Jerusalem, Oct. 22 (Xinhua): Former head of the Israeli Mossad Efraim Halevy called on the West to open a dialogue with Iran, following the weekend's report of direct talks between the U. S. and Iran.
"I realized that dialogue with the enemy is essential, there is nothing to lose," Halevy said during a Sunday evening talk with a U.S. website, Al monitor.
"The claim is that if you talk with them you legitimize them. However, by not talking with them you don't delegitimize them," Halevy added.
He added that engaging in direct talks does not mean removing the sanctions just yet.
"The goal of the sanctions is not to lay the groundwork for military action but to convince the Iranian leadership to abandon its nuclear program," Halevy said.
Halevy, who spoke in the past against a military action against Iran, also criticized the foreign policy views on that subject by the American Republican presidential candidate, Mitt Romney.
Over the weekend, the New York Times reported that the U.S. and Iran have agreed to embark on direct talks after the November 6 elections.
In an additional interview Monday morning with Israel radio, Halevy said that Romney leaves no room for negotiations with Iran, but only leaves the military action as the only choice.
At the same time, Halevy praised U.S. President Barack Obama for handling the Iranian situation, specifically commanding the sanctions that have led to a severe economic crisis in Teheran. "The goal of economic sanctions is to convince Iranian leaders to abandon their nuclear drive, not to prepare the ground for a military strike," Halevy told the radio on Monday.

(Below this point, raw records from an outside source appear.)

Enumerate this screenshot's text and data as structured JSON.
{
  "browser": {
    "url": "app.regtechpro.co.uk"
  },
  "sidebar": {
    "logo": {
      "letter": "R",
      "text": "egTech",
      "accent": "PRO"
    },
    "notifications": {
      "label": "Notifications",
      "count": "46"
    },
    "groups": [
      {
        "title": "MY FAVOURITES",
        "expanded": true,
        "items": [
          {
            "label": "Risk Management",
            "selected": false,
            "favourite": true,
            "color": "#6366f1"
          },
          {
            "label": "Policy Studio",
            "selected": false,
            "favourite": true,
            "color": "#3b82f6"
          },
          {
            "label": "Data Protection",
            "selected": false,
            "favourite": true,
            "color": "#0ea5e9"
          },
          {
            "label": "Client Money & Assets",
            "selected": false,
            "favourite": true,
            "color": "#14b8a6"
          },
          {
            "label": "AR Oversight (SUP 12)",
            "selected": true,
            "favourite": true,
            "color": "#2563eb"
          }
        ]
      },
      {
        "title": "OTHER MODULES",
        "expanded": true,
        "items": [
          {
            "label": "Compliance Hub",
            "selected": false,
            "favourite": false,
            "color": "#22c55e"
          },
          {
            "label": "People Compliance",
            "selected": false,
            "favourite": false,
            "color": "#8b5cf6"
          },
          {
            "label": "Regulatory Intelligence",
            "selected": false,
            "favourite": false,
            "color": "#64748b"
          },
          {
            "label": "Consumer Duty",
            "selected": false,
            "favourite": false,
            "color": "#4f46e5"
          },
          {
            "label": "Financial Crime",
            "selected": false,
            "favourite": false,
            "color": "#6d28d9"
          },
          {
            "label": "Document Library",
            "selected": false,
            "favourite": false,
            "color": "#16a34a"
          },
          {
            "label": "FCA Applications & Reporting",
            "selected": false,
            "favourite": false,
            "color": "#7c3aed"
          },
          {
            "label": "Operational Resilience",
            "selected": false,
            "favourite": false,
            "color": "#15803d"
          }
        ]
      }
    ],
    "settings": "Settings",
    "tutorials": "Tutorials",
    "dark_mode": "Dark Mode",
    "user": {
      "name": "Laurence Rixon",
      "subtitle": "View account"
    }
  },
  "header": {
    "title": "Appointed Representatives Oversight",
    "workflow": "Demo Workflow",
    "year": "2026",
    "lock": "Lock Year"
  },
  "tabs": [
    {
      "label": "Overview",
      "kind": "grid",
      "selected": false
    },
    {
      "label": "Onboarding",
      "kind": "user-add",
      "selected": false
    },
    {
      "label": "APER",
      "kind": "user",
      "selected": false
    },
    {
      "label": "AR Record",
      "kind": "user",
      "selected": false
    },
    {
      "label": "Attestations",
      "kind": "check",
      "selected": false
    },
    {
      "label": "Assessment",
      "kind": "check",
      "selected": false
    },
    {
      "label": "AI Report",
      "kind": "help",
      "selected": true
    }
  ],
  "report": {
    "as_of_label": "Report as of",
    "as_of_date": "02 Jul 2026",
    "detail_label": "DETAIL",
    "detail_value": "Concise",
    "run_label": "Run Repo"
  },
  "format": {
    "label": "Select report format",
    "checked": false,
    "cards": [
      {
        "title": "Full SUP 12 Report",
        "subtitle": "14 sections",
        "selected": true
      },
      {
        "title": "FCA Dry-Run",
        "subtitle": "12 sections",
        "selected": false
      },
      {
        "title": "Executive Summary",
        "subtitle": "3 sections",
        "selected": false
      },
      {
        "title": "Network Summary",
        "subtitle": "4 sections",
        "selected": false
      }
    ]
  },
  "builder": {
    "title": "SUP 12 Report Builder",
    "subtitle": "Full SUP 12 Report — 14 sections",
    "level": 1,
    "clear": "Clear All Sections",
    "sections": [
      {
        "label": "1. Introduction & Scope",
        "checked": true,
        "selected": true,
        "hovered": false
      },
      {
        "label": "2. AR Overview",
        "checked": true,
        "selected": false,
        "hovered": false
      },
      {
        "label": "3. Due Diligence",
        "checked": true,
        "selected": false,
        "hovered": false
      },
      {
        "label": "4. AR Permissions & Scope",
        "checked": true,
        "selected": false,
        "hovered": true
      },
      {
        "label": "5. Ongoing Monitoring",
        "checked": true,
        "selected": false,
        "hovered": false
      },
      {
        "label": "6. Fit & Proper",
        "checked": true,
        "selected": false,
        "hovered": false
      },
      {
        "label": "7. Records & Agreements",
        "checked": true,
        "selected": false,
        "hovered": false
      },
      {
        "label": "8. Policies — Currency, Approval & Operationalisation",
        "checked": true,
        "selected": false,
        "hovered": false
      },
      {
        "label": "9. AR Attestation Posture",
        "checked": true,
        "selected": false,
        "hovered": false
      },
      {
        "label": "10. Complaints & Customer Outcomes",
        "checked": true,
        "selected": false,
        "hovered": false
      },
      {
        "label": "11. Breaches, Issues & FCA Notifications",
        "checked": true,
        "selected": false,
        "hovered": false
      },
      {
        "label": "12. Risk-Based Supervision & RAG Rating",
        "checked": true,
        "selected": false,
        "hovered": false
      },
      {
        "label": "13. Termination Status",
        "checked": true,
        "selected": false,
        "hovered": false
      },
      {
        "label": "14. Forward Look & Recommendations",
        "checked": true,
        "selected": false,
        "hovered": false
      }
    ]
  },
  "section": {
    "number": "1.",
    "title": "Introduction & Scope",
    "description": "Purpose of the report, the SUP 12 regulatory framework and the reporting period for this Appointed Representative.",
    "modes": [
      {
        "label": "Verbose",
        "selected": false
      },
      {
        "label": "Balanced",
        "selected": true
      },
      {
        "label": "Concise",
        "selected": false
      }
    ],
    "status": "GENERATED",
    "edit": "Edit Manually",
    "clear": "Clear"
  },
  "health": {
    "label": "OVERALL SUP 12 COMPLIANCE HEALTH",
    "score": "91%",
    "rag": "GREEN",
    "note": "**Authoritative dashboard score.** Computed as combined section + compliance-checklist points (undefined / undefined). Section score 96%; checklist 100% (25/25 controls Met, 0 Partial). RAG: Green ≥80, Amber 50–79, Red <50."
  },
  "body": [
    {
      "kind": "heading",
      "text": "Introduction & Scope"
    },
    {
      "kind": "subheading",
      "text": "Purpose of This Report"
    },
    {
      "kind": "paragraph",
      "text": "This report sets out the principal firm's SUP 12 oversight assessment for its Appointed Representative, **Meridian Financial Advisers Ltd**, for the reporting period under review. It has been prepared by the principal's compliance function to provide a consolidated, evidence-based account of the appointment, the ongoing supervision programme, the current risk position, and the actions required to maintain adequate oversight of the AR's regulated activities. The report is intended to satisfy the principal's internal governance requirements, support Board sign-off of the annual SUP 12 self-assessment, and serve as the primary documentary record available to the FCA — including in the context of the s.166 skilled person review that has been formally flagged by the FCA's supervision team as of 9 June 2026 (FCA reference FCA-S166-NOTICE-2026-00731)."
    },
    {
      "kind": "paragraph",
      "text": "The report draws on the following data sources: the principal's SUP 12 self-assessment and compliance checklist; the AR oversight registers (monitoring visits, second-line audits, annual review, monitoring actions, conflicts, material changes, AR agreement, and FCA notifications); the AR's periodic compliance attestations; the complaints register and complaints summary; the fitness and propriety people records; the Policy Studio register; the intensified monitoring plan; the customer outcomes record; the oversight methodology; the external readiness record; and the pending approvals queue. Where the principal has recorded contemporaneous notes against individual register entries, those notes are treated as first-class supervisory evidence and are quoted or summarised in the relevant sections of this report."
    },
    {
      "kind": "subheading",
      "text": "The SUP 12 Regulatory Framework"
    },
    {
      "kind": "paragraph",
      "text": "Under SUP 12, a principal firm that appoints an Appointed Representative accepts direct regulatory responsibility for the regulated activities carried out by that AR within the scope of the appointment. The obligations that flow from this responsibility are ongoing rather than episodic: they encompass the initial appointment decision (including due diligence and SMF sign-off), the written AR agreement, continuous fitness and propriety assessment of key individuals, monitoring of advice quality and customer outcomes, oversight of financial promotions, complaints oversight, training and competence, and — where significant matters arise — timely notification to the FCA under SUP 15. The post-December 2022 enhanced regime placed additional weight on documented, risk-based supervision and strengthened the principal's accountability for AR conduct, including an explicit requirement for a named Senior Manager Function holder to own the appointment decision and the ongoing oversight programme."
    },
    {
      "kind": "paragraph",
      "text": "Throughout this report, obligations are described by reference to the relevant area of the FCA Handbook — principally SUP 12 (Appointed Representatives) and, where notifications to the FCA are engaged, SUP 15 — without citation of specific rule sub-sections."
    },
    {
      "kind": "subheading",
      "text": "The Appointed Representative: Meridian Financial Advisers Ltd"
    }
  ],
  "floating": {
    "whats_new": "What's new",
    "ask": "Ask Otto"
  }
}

On Sunday, Israeli Prime Minister denied any knowledge of any sort of agreement in principle for direct talks between the two nations.
"I have no information about such contacts and I cannot say whether there is truth to that report. I can say though that Iran has used negotiations before to buy time with America," he added.
However, Strategic Affairs Minister Moshe Ya'alon told Israel Radio that Jerusalem has known for some time there are behind-the- scenes contact between U.S. and Iran, and that it has no objections.
In the past several months, Israeli leaders have publicly discussed the option of a military strike against Iran if it does not stop with its nuclear program, which it claims is for peaceful purposes.
While Netanyahu and Defense Minister Ehud Barak frequently talked about the possibility of such an attack, several Israeli defense and security officials objected to such an attack. (Xinhua-ANI)